Corruption watchdog backs sacked minister

A global watchdog set up to fight political corruption has come to the defence of a Derry woman sacked from her post as a minister in the Trinidad and Tobago government.

Bogside native Mary King (nee O’Doherty) was removed from her position as Minister of Planning, Restructuring and Gender Affairs amid allegations of improper conduct. Prime Minister Kamla Persad-Bissessar sacked Ms King following advice from the Attorney General that she had acted improperly in failing to declare her interest in a company which was awarded a contract by her department.

However, the founder and Chief Executive Officer of the Canadian-based Global Organisation of Parliamentarians Against Corruption (GOPAC) - which Ms King is a member of - has come to the defence of former planning minister.

John G Williams has accused the Trinidad and Tobago government of denying King an opportunity to give her side of the story and questioned the government’s motives for removing her from office on the grounds of integrity.

“We have the highest regard for the integrity of Mary King and we are deeply concerned about what has happened to her, in view of the record on corruption of the Government of Trinidad and Tobago,” Mr Williams said.

He added: “We know that the Government is new but we are not aware it has made any significant moves towards fighting corruption.

“What we know is that Mrs King was fired without enquiry, no due process, not asked to present her case and it was done by an attorney-general who is new in office.

“In view of the Government’s poor record in fighting corruption, we call on the Government to put all cards on the table and to do nothing further until the Integrity Commission has concluded its investigations and published its report,” Mr Williams said.

He insisted that it did not appear that Mrs King had been afforded the right of due process of law in the face of allegations of any misconduct in office.

He said the Trinidad and Tobago government should review their actions and ensure that everything they do is in accordance with the law and is ethical and transparent.

Mr Williams said that although he had read newspaper reports and heard what had transpired he was not in possession of all the facts and while he could not speak on the real issue he strongly believed that Mrs King should have been given the opportunity to defend herself.

Mrs King is alleged to have failed to disclose her family’s interest in web design firm IXanos Ltd, “participated” in the selection process for the award of a contract and placed her secretary on the evaluation committee which recommended the award of a TT$100,000 to the web design company.

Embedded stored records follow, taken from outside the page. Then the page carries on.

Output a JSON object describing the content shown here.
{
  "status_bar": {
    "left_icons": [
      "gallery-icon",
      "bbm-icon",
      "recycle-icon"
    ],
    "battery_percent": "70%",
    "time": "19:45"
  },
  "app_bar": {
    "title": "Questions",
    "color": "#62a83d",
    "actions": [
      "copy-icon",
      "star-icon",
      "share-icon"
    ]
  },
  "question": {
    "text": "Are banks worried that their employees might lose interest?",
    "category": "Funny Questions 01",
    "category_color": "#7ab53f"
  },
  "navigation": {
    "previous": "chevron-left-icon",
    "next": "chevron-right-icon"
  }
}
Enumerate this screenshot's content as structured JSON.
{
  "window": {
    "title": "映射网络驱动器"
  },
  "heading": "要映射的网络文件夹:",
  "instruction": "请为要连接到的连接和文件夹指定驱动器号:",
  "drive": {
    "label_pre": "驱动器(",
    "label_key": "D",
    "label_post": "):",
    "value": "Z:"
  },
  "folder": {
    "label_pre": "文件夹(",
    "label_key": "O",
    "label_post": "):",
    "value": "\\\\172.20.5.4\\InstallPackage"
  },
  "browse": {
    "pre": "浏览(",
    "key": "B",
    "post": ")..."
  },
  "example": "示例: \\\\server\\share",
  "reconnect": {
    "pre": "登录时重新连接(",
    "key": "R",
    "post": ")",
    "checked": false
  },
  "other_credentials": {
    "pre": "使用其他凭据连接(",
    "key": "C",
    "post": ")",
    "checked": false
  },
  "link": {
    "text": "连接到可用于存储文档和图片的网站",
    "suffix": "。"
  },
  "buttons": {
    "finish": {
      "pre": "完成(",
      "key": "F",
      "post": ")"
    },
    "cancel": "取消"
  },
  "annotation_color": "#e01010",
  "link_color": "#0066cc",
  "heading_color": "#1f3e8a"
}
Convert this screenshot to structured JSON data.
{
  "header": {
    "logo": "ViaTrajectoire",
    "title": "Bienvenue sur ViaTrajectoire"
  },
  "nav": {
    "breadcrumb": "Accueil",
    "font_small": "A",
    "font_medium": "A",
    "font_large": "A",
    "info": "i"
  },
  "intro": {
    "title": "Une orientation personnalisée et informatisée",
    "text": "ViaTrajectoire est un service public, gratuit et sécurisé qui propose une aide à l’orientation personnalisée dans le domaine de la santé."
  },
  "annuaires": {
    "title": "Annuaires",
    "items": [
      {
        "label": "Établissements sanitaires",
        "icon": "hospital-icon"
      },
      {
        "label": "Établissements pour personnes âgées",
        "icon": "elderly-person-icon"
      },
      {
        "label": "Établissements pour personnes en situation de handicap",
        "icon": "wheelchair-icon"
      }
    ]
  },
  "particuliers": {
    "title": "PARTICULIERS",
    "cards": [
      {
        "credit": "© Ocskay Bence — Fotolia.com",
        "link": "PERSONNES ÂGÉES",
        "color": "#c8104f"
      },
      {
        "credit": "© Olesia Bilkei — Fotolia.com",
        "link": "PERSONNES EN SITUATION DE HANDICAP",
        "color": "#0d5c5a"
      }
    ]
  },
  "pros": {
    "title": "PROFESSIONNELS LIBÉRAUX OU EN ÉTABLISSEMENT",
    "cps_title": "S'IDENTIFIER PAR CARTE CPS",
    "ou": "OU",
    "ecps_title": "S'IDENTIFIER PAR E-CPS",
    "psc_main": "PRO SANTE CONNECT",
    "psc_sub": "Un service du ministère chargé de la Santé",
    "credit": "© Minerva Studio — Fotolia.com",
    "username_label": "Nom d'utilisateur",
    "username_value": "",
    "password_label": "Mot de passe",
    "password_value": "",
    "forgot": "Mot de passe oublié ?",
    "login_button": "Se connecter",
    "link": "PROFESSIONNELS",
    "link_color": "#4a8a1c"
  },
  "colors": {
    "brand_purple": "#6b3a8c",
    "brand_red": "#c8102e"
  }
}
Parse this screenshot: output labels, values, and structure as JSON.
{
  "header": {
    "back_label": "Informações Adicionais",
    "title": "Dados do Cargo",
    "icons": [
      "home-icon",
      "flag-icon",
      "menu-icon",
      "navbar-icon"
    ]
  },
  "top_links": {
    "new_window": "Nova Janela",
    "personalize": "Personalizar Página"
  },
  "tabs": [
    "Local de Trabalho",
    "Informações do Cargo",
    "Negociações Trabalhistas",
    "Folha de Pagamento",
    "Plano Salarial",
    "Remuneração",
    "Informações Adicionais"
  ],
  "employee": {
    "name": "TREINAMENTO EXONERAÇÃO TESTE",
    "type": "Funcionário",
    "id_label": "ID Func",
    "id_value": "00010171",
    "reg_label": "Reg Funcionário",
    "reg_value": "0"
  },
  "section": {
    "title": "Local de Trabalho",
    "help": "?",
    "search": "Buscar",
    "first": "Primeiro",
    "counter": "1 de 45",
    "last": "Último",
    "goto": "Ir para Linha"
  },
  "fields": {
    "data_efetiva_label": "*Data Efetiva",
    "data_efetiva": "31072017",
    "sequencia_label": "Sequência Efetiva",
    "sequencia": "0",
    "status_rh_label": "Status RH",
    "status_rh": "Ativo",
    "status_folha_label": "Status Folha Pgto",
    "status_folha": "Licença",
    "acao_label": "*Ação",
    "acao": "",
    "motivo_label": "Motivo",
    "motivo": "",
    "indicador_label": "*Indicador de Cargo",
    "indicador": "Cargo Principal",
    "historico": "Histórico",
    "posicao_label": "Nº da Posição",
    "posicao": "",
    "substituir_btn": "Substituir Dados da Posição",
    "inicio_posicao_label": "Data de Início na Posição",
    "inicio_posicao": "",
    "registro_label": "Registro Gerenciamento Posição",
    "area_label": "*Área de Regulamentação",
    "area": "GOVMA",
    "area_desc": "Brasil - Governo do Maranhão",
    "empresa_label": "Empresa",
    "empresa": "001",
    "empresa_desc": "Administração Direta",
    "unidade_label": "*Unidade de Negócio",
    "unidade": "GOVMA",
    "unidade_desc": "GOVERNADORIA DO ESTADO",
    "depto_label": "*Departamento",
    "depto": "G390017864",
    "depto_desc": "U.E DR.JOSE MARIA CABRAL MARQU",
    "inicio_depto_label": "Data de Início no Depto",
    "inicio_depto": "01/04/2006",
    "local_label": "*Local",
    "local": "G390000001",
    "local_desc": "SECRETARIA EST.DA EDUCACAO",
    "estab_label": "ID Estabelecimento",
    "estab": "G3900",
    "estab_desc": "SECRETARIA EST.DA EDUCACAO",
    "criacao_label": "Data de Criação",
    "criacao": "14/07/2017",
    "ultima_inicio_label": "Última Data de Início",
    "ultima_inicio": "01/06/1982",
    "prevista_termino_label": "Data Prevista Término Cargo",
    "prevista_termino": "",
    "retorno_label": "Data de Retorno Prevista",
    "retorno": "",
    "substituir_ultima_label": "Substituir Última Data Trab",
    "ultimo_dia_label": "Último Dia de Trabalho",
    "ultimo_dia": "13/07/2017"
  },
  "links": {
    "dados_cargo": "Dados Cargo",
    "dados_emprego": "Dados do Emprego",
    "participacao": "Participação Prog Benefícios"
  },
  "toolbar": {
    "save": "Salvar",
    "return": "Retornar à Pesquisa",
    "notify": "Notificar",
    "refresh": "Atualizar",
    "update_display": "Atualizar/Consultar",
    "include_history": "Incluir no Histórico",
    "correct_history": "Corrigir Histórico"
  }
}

Her sacking followed a TT Sunday Express investigation which exposed details of the alleged process leading to the award of the contract which both she, her husband and her son have an interest. Mrs King sits on the Global Board of GOPAC and was responsible for forming a Caribbean chapter of the group which has 700 members in 80 countries.